Multicultural Night beams in color and sound

Dozens of countries represented
Mar. 19, 2013 @ 01:02 PM


A stroll through the lobby at Thomasville Primary School transformed into a quick trip across the globe Friday night.
TPS held its seventh annual Multicultural Night as representatives from more than a dozen countries shared music, art and heritage with students and parents who, equipped with their own passport, embarked on a hopscotch trek spanning five continents. 
“We have a very diverse population here in Thomasville,”  Principal Angela Moore said. “We want all different countries and cultures to be exposed. We want our students to learn not only about our cultures but other cultures as well.”
TPS beamed in color and sound with native flutes and steel drums echoing amidst customary dress, paintings and antiquity. Multicultural Night continues to grow with 20 countries marking a high for the seven-year event.
“I feel like we get bigger and bigger every year and it’s a good thing,” said first grade teacher Farzana Basam, who represented Afghanistan. “I feel like we get more and more diverse every year.

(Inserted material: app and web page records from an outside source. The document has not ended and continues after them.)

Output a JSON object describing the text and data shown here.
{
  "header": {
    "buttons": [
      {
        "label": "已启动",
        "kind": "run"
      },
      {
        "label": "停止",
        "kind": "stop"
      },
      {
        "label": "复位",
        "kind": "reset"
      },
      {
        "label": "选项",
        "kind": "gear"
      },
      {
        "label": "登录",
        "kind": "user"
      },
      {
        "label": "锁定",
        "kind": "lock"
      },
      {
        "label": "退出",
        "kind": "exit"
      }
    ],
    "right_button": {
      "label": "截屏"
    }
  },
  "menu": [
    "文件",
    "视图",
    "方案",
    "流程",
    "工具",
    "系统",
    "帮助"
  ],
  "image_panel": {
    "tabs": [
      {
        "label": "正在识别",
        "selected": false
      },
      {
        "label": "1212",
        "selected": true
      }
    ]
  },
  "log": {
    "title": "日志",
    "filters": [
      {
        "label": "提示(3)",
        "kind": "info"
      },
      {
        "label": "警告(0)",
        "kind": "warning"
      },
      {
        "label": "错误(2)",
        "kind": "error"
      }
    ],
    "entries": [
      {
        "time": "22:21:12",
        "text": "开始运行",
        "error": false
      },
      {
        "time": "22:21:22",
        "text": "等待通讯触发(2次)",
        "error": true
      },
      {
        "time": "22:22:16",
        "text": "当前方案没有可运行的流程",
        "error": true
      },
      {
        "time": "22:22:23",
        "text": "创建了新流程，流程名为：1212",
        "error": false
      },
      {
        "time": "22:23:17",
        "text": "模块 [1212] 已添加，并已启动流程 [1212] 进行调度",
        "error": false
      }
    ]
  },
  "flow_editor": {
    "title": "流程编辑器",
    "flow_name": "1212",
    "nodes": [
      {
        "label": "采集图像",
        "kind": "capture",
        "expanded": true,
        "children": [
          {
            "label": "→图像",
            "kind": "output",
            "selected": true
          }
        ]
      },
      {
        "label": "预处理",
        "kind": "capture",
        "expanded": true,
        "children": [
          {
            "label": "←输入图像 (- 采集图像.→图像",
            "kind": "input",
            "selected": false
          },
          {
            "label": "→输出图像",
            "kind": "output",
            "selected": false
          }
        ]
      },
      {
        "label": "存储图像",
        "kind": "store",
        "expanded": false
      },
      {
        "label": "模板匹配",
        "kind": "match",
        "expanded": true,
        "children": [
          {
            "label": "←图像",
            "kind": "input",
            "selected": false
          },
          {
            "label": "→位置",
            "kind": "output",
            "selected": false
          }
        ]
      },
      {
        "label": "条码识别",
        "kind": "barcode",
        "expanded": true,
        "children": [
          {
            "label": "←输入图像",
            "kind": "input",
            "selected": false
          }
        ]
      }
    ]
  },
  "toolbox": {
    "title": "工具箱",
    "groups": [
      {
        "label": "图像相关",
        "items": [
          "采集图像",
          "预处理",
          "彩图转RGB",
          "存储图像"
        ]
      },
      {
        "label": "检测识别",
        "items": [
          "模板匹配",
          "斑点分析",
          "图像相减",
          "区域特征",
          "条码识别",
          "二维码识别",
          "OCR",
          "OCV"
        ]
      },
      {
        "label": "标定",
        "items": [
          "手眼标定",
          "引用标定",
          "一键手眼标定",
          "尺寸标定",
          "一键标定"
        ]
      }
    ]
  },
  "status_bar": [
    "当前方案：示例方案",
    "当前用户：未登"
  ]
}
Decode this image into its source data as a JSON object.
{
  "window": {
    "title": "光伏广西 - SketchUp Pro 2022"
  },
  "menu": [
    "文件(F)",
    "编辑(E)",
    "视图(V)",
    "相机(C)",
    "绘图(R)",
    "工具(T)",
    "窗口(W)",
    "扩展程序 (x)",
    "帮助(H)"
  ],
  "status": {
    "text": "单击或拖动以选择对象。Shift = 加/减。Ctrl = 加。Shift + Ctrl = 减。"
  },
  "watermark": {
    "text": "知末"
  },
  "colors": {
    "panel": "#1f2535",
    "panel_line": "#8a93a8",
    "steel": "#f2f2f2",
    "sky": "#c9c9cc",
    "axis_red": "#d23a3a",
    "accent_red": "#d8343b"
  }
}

It’s good to bring diversity to the kids here. I love seeing their faces as they go around.”
Among the representatives were a group of exchange students from Davidson County Community College. Envonam Maglo said she enjoyed seeing how interested children were in her native Ghana, a country in West Africa. Maglo said the biggest difference between her home country and America not only is the music, dress and food, but holidays such as Christmas and Thanksgiving. 
“This is a great opportunity for me,” Maglo said. “It’s great to see the young ones learning so quick about all the other countries. It’s fantastic. If we had those privileges when we were young I believe we would know thousands of things we do not know.”
Debra Terry, a  kindergarten teacher, said the idea for Multicultural Night came to her after she visited a school her daughter was teaching at in Charlotte. The school was very diverse and held an annual international night. Terry and a few colleagues went and came back to Thomasville with a plan to do something similar in the Chair City.
“I said ’we can do this,’” Terry said. “I think it’s important to learn about cultures from around the world because many of them are represented right here in our own school by the students we teach. I feel like it’s very important.”
Once visitors completed the around-the-world tour, they could cross a hallway where a variety of international activities awaited. Tables offering God’s eye weaving, necklace making and flower design gave students a chance to take a piece of another culture home with them featuring their own personal touch. Multicultural Night concluded with performances from a group of African dancers and the Girls Fit Club.
Countries represented at Multicultural Night included Pakistan, Mexico, Afghanistan, Native America, Trinidad, Guinea Bissau in West Africa, Romania, Colombia, Australia, Ecuador, Cambodia, Egypt, Sweden, China, South Africa, Kenya, Ghana, Costa Rica and Brazil. 

Staff Writer Eliot Duke can be reached at 888-3578, or